### Exercise goal:
Please output all of the entries exactly and omit any images they hold.

### Record excerpts:
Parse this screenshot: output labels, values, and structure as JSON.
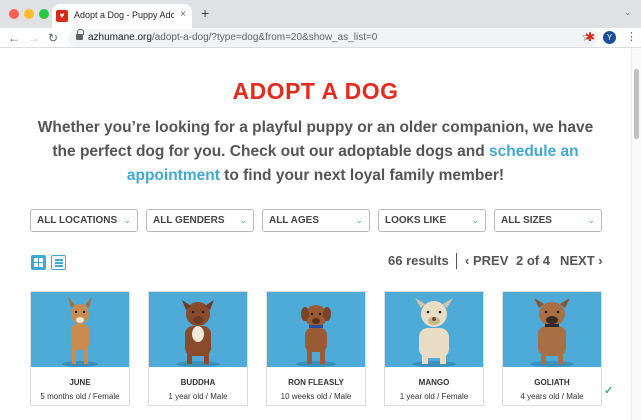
{
  "browser": {
    "tab_title": "Adopt a Dog - Puppy Adoption",
    "tab_close": "×",
    "new_tab": "+",
    "url_host": "azhumane.org",
    "url_path": "/adopt-a-dog/?type=dog&from=20&show_as_list=0",
    "profile_initial": "Y"
  },
  "page": {
    "title": "ADOPT A DOG",
    "intro_part1": "Whether you’re looking for a playful puppy or an older companion, we have the perfect dog for you. Check out our adoptable dogs and ",
    "intro_link": "schedule an appointment",
    "intro_part2": " to find your next loyal family member!"
  },
  "filters": [
    {
      "label": "ALL LOCATIONS"
    },
    {
      "label": "ALL GENDERS"
    },
    {
      "label": "ALL AGES"
    },
    {
      "label": "LOOKS LIKE"
    },
    {
      "label": "ALL SIZES"
    }
  ],
  "results": {
    "count_text": "66 results",
    "prev_label": "PREV",
    "page_text": "2 of 4",
    "next_label": "NEXT"
  },
  "dogs": [
    {
      "name": "JUNE",
      "info": "5 months old / Female",
      "coat": "#c98c4e"
    },
    {
      "name": "BUDDHA",
      "info": "1 year old / Male",
      "coat": "#8a4a2c"
    },
    {
      "name": "RON FLEASLY",
      "info": "10 weeks old / Male",
      "coat": "#9a5a34"
    },
    {
      "name": "MANGO",
      "info": "1 year old / Female",
      "coat": "#e8dcc4"
    },
    {
      "name": "GOLIATH",
      "info": "4 years old / Male",
      "coat": "#a86f45"
    }
  ],
  "colors": {
    "brand_red": "#e32b1f",
    "link_blue": "#3fa8d6",
    "photo_bg": "#4eaad7"
  }
}
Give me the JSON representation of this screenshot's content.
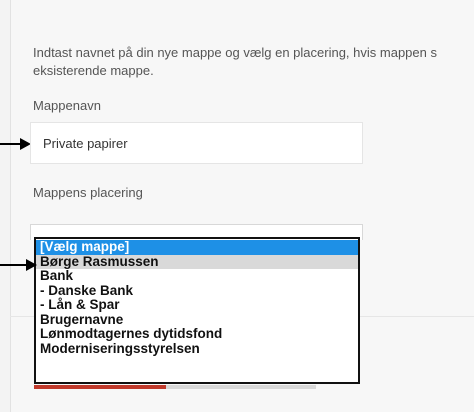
{
  "dialog": {
    "intro_line1": "Indtast navnet på din nye mappe og vælg en placering, hvis mappen s",
    "intro_line2": "eksisterende mappe.",
    "folder_name_label": "Mappenavn",
    "folder_name_value": "Private papirer",
    "placement_label": "Mappens placering"
  },
  "dropdown": {
    "options": [
      "[Vælg mappe]",
      "Børge Rasmussen",
      "Bank",
      "- Danske Bank",
      "- Lån & Spar",
      "Brugernavne",
      "Lønmodtagernes dytidsfond",
      "Moderniseringsstyrelsen"
    ],
    "selected_index": 0,
    "hover_index": 1
  },
  "colors": {
    "selected_bg": "#1e90e6",
    "hover_bg": "#d9d9d9",
    "button_accent": "#c0392b"
  },
  "icons": [
    "arrow-right-icon",
    "arrow-right-icon"
  ]
}
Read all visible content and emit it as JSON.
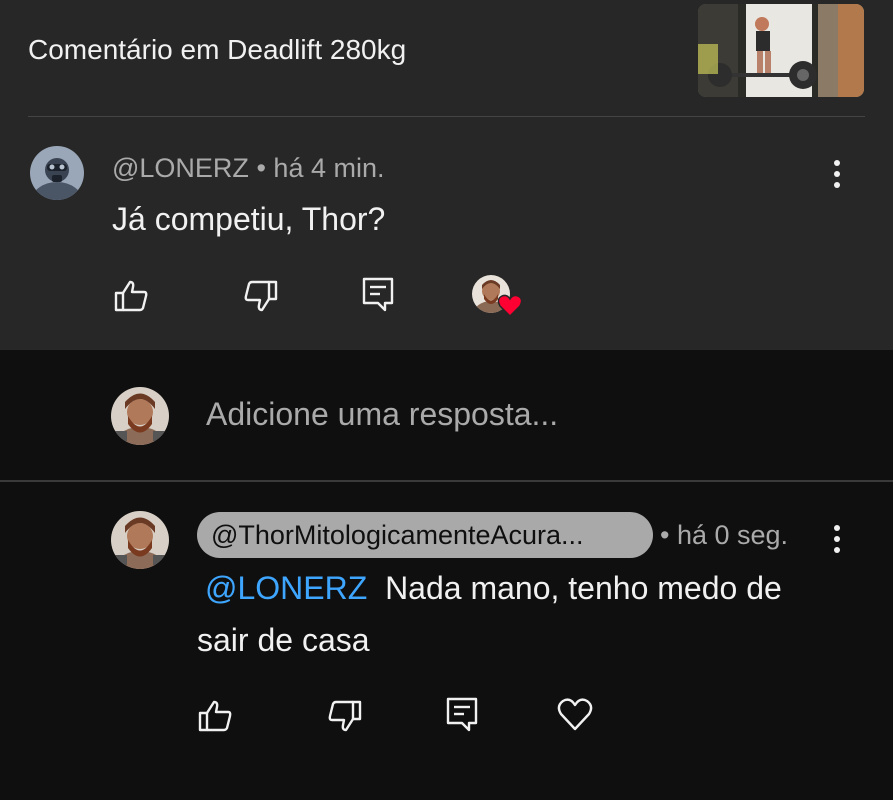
{
  "header": {
    "title": "Comentário em Deadlift 280kg",
    "thumbnail_icon": "video-thumbnail"
  },
  "comment": {
    "author": "@LONERZ",
    "separator": "•",
    "time": "há 4 min.",
    "text": "Já competiu, Thor?",
    "actions": [
      "like-icon",
      "dislike-icon",
      "reply-icon",
      "creator-heart-badge"
    ],
    "heart_color": "#ff0033"
  },
  "reply_box": {
    "placeholder": "Adicione uma resposta..."
  },
  "reply": {
    "author": "@ThorMitologicamenteAcura...",
    "separator": "•",
    "time": "há 0 seg.",
    "mention": "@LONERZ",
    "text_line1": "Nada mano, tenho medo de",
    "text_line2": "sair de casa",
    "actions": [
      "like-icon",
      "dislike-icon",
      "reply-icon",
      "heart-icon"
    ]
  },
  "colors": {
    "top_background": "#272727",
    "page_background": "#0f0f0f",
    "mention": "#3ea6ff",
    "secondary_text": "#aaaaaa"
  }
}
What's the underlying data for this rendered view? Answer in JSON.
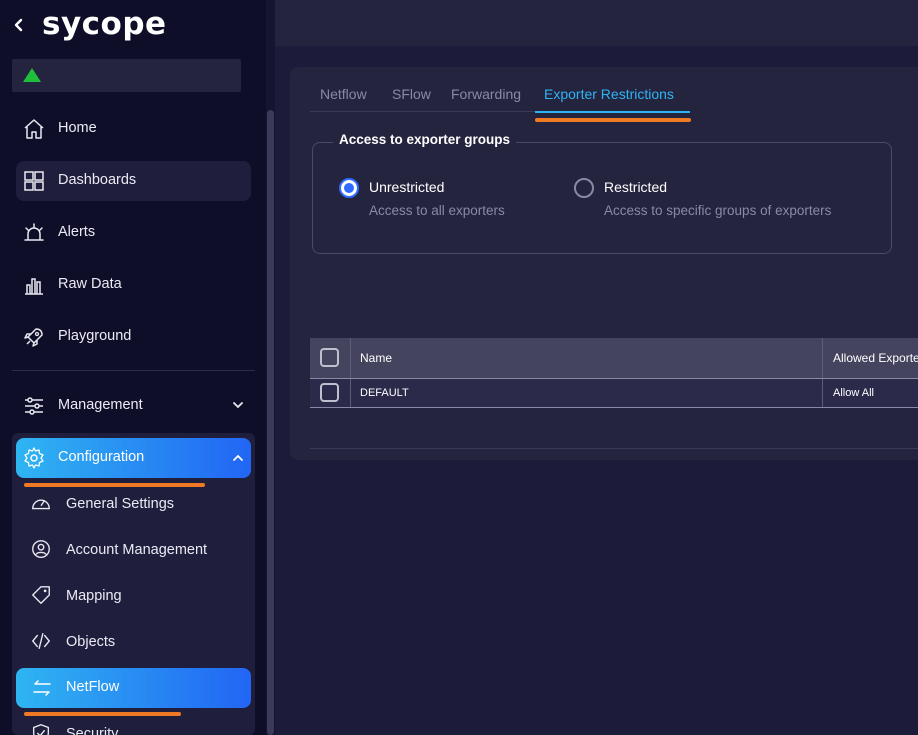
{
  "sidebar": {
    "logo_text": "sycope",
    "nav": [
      {
        "label": "Home",
        "icon": "home-icon"
      },
      {
        "label": "Dashboards",
        "icon": "dashboards-icon"
      },
      {
        "label": "Alerts",
        "icon": "alert-siren-icon"
      },
      {
        "label": "Raw Data",
        "icon": "bar-chart-icon"
      },
      {
        "label": "Playground",
        "icon": "rocket-icon"
      }
    ],
    "management": {
      "label": "Management",
      "icon": "sliders-icon"
    },
    "configuration": {
      "label": "Configuration",
      "icon": "gear-icon",
      "items": [
        {
          "label": "General Settings",
          "icon": "gauge-icon"
        },
        {
          "label": "Account Management",
          "icon": "user-circle-icon"
        },
        {
          "label": "Mapping",
          "icon": "tag-icon"
        },
        {
          "label": "Objects",
          "icon": "code-icon"
        },
        {
          "label": "NetFlow",
          "icon": "arrows-exchange-icon"
        },
        {
          "label": "Security",
          "icon": "shield-check-icon"
        }
      ]
    }
  },
  "tabs": [
    {
      "label": "Netflow"
    },
    {
      "label": "SFlow"
    },
    {
      "label": "Forwarding"
    },
    {
      "label": "Exporter Restrictions",
      "active": true
    }
  ],
  "access": {
    "legend": "Access to exporter groups",
    "options": [
      {
        "title": "Unrestricted",
        "desc": "Access to all exporters",
        "checked": true
      },
      {
        "title": "Restricted",
        "desc": "Access to specific groups of exporters",
        "checked": false
      }
    ]
  },
  "table": {
    "columns": [
      "Name",
      "Allowed Exporters"
    ],
    "rows": [
      {
        "name": "DEFAULT",
        "allowed": "Allow All"
      }
    ]
  },
  "colors": {
    "accent": "#2db4f5",
    "active_gradient_start": "#2fb5f2",
    "active_gradient_end": "#2265f4",
    "highlight_underline": "#f07a24",
    "status_green": "#1fbf3b"
  }
}
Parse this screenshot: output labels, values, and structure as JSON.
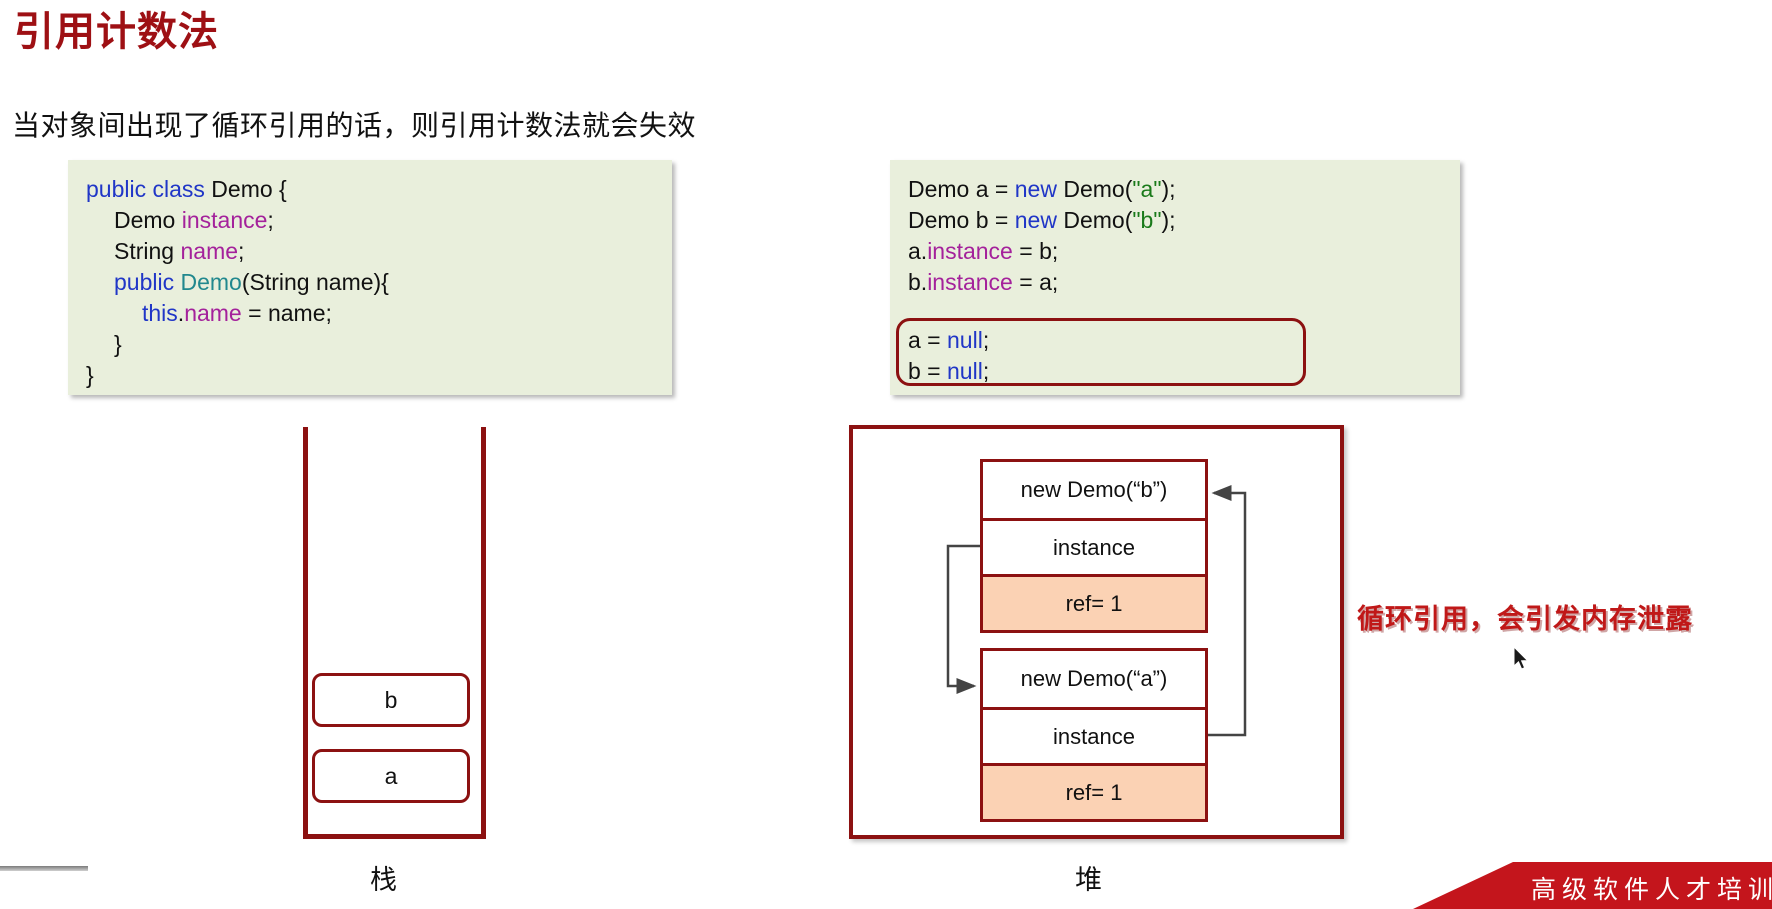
{
  "slide": {
    "title": "引用计数法",
    "subtitle": "当对象间出现了循环引用的话，则引用计数法就会失效",
    "note": "循环引用，会引发内存泄露",
    "bottom_ribbon": "高级软件人才培训专家"
  },
  "colors": {
    "title_red": "#9E1014",
    "note_red": "#C01818",
    "border_red": "#8C1111",
    "code_bg": "#E9EFDC",
    "ref_bg": "#FBD2B4",
    "keyword_blue": "#2036C7",
    "field_purple": "#A4219B",
    "class_teal": "#21888E",
    "string_green": "#1A7A1A",
    "ribbon_red": "#C4151C"
  },
  "code_left": {
    "lines": [
      "public class Demo {",
      "   Demo instance;",
      "   String name;",
      "   public Demo(String name){",
      "      this.name = name;",
      "   }",
      "}"
    ],
    "tokens": {
      "public": "public",
      "class": "class",
      "demo": "Demo",
      "brace_open": "{",
      "instance": "instance",
      "string_type": "String",
      "name": "name",
      "ctor_sig": "(String name){",
      "this": "this",
      "dot": ".",
      "assign_name": " = name;",
      "semicolon": ";",
      "brace_close": "}"
    }
  },
  "code_right": {
    "lines": [
      "Demo a = new Demo(\"a\");",
      "Demo b = new Demo(\"b\");",
      "a.instance = b;",
      "b.instance = a;"
    ],
    "highlighted_lines": [
      "a = null;",
      "b = null;"
    ],
    "tokens": {
      "demo": "Demo",
      "new": "new",
      "null": "null",
      "instance": "instance",
      "str_a": "\"a\"",
      "str_b": "\"b\""
    }
  },
  "stack": {
    "caption": "栈",
    "cells": [
      {
        "label": "b"
      },
      {
        "label": "a"
      }
    ]
  },
  "heap": {
    "caption": "堆",
    "objects": [
      {
        "id": "b",
        "header": "new Demo(“b”)",
        "field": "instance",
        "ref": "ref= 1"
      },
      {
        "id": "a",
        "header": "new Demo(“a”)",
        "field": "instance",
        "ref": "ref= 1"
      }
    ]
  }
}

### Answer section:
Parse this screenshot: output labels, values, and structure as JSON.
{
  "browser": {
    "tab_title": "Adopt a Dog - Puppy Adoption",
    "tab_close": "×",
    "new_tab": "+",
    "url_host": "azhumane.org",
    "url_path": "/adopt-a-dog/?type=dog&from=20&show_as_list=0",
    "profile_initial": "Y"
  },
  "page": {
    "title": "ADOPT A DOG",
    "intro_part1": "Whether you’re looking for a playful puppy or an older companion, we have the perfect dog for you. Check out our adoptable dogs and ",
    "intro_link": "schedule an appointment",
    "intro_part2": " to find your next loyal family member!"
  },
  "filters": [
    {
      "label": "ALL LOCATIONS"
    },
    {
      "label": "ALL GENDERS"
    },
    {
      "label": "ALL AGES"
    },
    {
      "label": "LOOKS LIKE"
    },
    {
      "label": "ALL SIZES"
    }
  ],
  "results": {
    "count_text": "66 results",
    "prev_label": "PREV",
    "page_text": "2 of 4",
    "next_label": "NEXT"
  },
  "dogs": [
    {
      "name": "JUNE",
      "info": "5 months old / Female",
      "coat": "#c98c4e"
    },
    {
      "name": "BUDDHA",
      "info": "1 year old / Male",
      "coat": "#8a4a2c"
    },
    {
      "name": "RON FLEASLY",
      "info": "10 weeks old / Male",
      "coat": "#9a5a34"
    },
    {
      "name": "MANGO",
      "info": "1 year old / Female",
      "coat": "#e8dcc4"
    },
    {
      "name": "GOLIATH",
      "info": "4 years old / Male",
      "coat": "#a86f45"
    }
  ],
  "colors": {
    "brand_red": "#e32b1f",
    "link_blue": "#3fa8d6",
    "photo_bg": "#4eaad7"
  }
}
Give me the JSON representation of this screenshot's content.
{
  "dialog": {
    "intro_line1": "Indtast navnet på din nye mappe og vælg en placering, hvis mappen s",
    "intro_line2": "eksisterende mappe.",
    "folder_name_label": "Mappenavn",
    "folder_name_value": "Private papirer",
    "placement_label": "Mappens placering"
  },
  "dropdown": {
    "options": [
      "[Vælg mappe]",
      "Børge Rasmussen",
      "Bank",
      "- Danske Bank",
      "- Lån & Spar",
      "Brugernavne",
      "Lønmodtagernes dytidsfond",
      "Moderniseringsstyrelsen"
    ],
    "selected_index": 0,
    "hover_index": 1
  },
  "colors": {
    "selected_bg": "#1e90e6",
    "hover_bg": "#d9d9d9",
    "button_accent": "#c0392b"
  },
  "icons": [
    "arrow-right-icon",
    "arrow-right-icon"
  ]
}
Read all visible content and emit it as JSON.
{
  "header": {
    "title": "Comentário em Deadlift 280kg",
    "thumbnail_icon": "video-thumbnail"
  },
  "comment": {
    "author": "@LONERZ",
    "separator": "•",
    "time": "há 4 min.",
    "text": "Já competiu, Thor?",
    "actions": [
      "like-icon",
      "dislike-icon",
      "reply-icon",
      "creator-heart-badge"
    ],
    "heart_color": "#ff0033"
  },
  "reply_box": {
    "placeholder": "Adicione uma resposta..."
  },
  "reply": {
    "author": "@ThorMitologicamenteAcura...",
    "separator": "•",
    "time": "há 0 seg.",
    "mention": "@LONERZ",
    "text_line1": "Nada mano, tenho medo de",
    "text_line2": "sair de casa",
    "actions": [
      "like-icon",
      "dislike-icon",
      "reply-icon",
      "heart-icon"
    ]
  },
  "colors": {
    "top_background": "#272727",
    "page_background": "#0f0f0f",
    "mention": "#3ea6ff",
    "secondary_text": "#aaaaaa"
  }
}
What's the underlying data for this rendered view? Answer in JSON.
{
  "sidebar": {
    "logo_text": "sycope",
    "nav": [
      {
        "label": "Home",
        "icon": "home-icon"
      },
      {
        "label": "Dashboards",
        "icon": "dashboards-icon"
      },
      {
        "label": "Alerts",
        "icon": "alert-siren-icon"
      },
      {
        "label": "Raw Data",
        "icon": "bar-chart-icon"
      },
      {
        "label": "Playground",
        "icon": "rocket-icon"
      }
    ],
    "management": {
      "label": "Management",
      "icon": "sliders-icon"
    },
    "configuration": {
      "label": "Configuration",
      "icon": "gear-icon",
      "items": [
        {
          "label": "General Settings",
          "icon": "gauge-icon"
        },
        {
          "label": "Account Management",
          "icon": "user-circle-icon"
        },
        {
          "label": "Mapping",
          "icon": "tag-icon"
        },
        {
          "label": "Objects",
          "icon": "code-icon"
        },
        {
          "label": "NetFlow",
          "icon": "arrows-exchange-icon"
        },
        {
          "label": "Security",
          "icon": "shield-check-icon"
        }
      ]
    }
  },
  "tabs": [
    {
      "label": "Netflow"
    },
    {
      "label": "SFlow"
    },
    {
      "label": "Forwarding"
    },
    {
      "label": "Exporter Restrictions",
      "active": true
    }
  ],
  "access": {
    "legend": "Access to exporter groups",
    "options": [
      {
        "title": "Unrestricted",
        "desc": "Access to all exporters",
        "checked": true
      },
      {
        "title": "Restricted",
        "desc": "Access to specific groups of exporters",
        "checked": false
      }
    ]
  },
  "table": {
    "columns": [
      "Name",
      "Allowed Exporters"
    ],
    "rows": [
      {
        "name": "DEFAULT",
        "allowed": "Allow All"
      }
    ]
  },
  "colors": {
    "accent": "#2db4f5",
    "active_gradient_start": "#2fb5f2",
    "active_gradient_end": "#2265f4",
    "highlight_underline": "#f07a24",
    "status_green": "#1fbf3b"
  }
}
Parse this screenshot: output labels, values, and structure as JSON.
{
  "slide": {
    "title": "引用计数法",
    "subtitle": "当对象间出现了循环引用的话，则引用计数法就会失效",
    "note": "循环引用，会引发内存泄露",
    "bottom_ribbon": "高级软件人才培训专家"
  },
  "colors": {
    "title_red": "#9E1014",
    "note_red": "#C01818",
    "border_red": "#8C1111",
    "code_bg": "#E9EFDC",
    "ref_bg": "#FBD2B4",
    "keyword_blue": "#2036C7",
    "field_purple": "#A4219B",
    "class_teal": "#21888E",
    "string_green": "#1A7A1A",
    "ribbon_red": "#C4151C"
  },
  "code_left": {
    "lines": [
      "public class Demo {",
      "   Demo instance;",
      "   String name;",
      "   public Demo(String name){",
      "      this.name = name;",
      "   }",
      "}"
    ],
    "tokens": {
      "public": "public",
      "class": "class",
      "demo": "Demo",
      "brace_open": "{",
      "instance": "instance",
      "string_type": "String",
      "name": "name",
      "ctor_sig": "(String name){",
      "this": "this",
      "dot": ".",
      "assign_name": " = name;",
      "semicolon": ";",
      "brace_close": "}"
    }
  },
  "code_right": {
    "lines": [
      "Demo a = new Demo(\"a\");",
      "Demo b = new Demo(\"b\");",
      "a.instance = b;",
      "b.instance = a;"
    ],
    "highlighted_lines": [
      "a = null;",
      "b = null;"
    ],
    "tokens": {
      "demo": "Demo",
      "new": "new",
      "null": "null",
      "instance": "instance",
      "str_a": "\"a\"",
      "str_b": "\"b\""
    }
  },
  "stack": {
    "caption": "栈",
    "cells": [
      {
        "label": "b"
      },
      {
        "label": "a"
      }
    ]
  },
  "heap": {
    "caption": "堆",
    "objects": [
      {
        "id": "b",
        "header": "new Demo(“b”)",
        "field": "instance",
        "ref": "ref= 1"
      },
      {
        "id": "a",
        "header": "new Demo(“a”)",
        "field": "instance",
        "ref": "ref= 1"
      }
    ]
  }
}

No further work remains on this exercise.